Governor kills bill seeking to close loophole in open-meeting law |

Governor kills bill seeking to close loophole in open-meeting law

SACRAMENTO (AP) ” Gov. Arnold Schwarzenegger has vetoed a bill that attempted to prevent city councils and other local government boards from using a series of private meetings or communications to skirt open-meeting requirements.

The Republican governor said the bill by Sen. Gloria Romero, D-Los Angeles, would have imposed “an impractical standard … (that) could potentially prohibit communication among officials and agency staff outside of a public meeting.”

The bill would have prevented a majority of the members of a local legislative body from using a series of communications, directly or through intermediaries, to discuss, deliberate or take action on any item required to be considered at a public meeting.

It was a response to a 2006 decision by a state appeals court that said a series of individual meetings or communications involving board or council members would not violate open-meeting requirements unless they resulted in a “collective concurrence.”

The bill’s supporters included the California Newspaper Publishers Association and the California Broadcasters Association. It was opposed by a long list of cities and groups representing city clerks and school administrators.

Tom Newton, general counsel for the CNPA, said Wednesday the bill was an attempt to prevent a return to the days when the public meeting was “simply the place to rubber-stamp decisions made in smoke-filled rooms.”

“To the extent you can have a series of meetings behind closed doors with less than a quorum present or via fax or e-mail or a staff intermediary (to reach an agreement) …, then you’re cutting the public out of the deliberative process,” he said.

Newton said the bill would not have prevented staff members from briefing board or council members on a proposal. It also would not have prevented board or council members from sending memos to their colleagues about a proposal, as long as they were not part of a coordinated attempt to develop consensus on a particular issue before the public meeting.

“There’s a fine line between a staff briefing where you are going in there and saying here are the facts ” one on one until you do all five members of a body ” (and) an exchange of information among members that’s used to develop a decision,” Newton said.

Schwarzenegger vetoed the bill Friday.
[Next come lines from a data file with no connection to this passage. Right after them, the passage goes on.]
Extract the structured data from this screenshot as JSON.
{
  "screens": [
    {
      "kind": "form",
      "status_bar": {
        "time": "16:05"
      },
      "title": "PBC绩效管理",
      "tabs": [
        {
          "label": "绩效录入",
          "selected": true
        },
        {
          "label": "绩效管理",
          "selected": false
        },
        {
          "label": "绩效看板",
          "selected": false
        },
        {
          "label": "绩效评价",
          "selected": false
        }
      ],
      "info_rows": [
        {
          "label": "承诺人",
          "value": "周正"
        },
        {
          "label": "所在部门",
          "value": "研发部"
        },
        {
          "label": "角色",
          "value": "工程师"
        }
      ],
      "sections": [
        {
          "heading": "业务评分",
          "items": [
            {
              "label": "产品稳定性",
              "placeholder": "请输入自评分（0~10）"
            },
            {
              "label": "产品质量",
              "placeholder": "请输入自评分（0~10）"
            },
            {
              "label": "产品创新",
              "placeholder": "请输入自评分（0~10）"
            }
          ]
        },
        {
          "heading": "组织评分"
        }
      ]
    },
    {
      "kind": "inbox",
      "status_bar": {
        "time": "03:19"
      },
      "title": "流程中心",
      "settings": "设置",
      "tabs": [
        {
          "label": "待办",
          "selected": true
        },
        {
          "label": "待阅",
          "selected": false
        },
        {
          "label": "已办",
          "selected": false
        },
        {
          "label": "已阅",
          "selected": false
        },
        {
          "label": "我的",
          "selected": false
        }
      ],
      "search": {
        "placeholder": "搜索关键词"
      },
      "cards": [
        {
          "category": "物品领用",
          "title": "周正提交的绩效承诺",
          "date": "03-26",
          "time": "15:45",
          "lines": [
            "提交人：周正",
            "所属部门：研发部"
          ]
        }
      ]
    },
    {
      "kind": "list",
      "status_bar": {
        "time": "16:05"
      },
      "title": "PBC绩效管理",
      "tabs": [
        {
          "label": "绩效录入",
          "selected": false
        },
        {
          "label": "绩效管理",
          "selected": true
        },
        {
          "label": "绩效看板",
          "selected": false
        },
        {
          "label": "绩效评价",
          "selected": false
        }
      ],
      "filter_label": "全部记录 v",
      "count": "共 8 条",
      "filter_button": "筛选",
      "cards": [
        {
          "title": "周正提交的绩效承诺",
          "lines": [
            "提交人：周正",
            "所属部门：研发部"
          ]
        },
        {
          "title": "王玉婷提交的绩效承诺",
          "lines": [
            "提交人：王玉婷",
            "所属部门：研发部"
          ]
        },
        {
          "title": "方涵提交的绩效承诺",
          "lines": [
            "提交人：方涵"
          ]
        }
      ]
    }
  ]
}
Romero spokesman Russ Lopez said the senator plans to reintroduce the bill next year.


On the Net:

Read the bill, SB964, at

Support Local Journalism


Support Local Journalism

Readers around Lake Tahoe, Truckee, and beyond make the Sierra Sun's work possible. Your financial contribution supports our efforts to deliver quality, locally relevant journalism.

Now more than ever, your support is critical to help us keep our community informed about the evolving coronavirus pandemic and the impact it is having locally. Every contribution, however large or small, will make a difference.

Your donation will help us continue to cover COVID-19 and our other vital local news.

For tax deductible donations, click here.

Start a dialogue, stay on topic and be civil.
If you don't follow the rules, your comment may be deleted.

User Legend: iconModerator iconTrusted User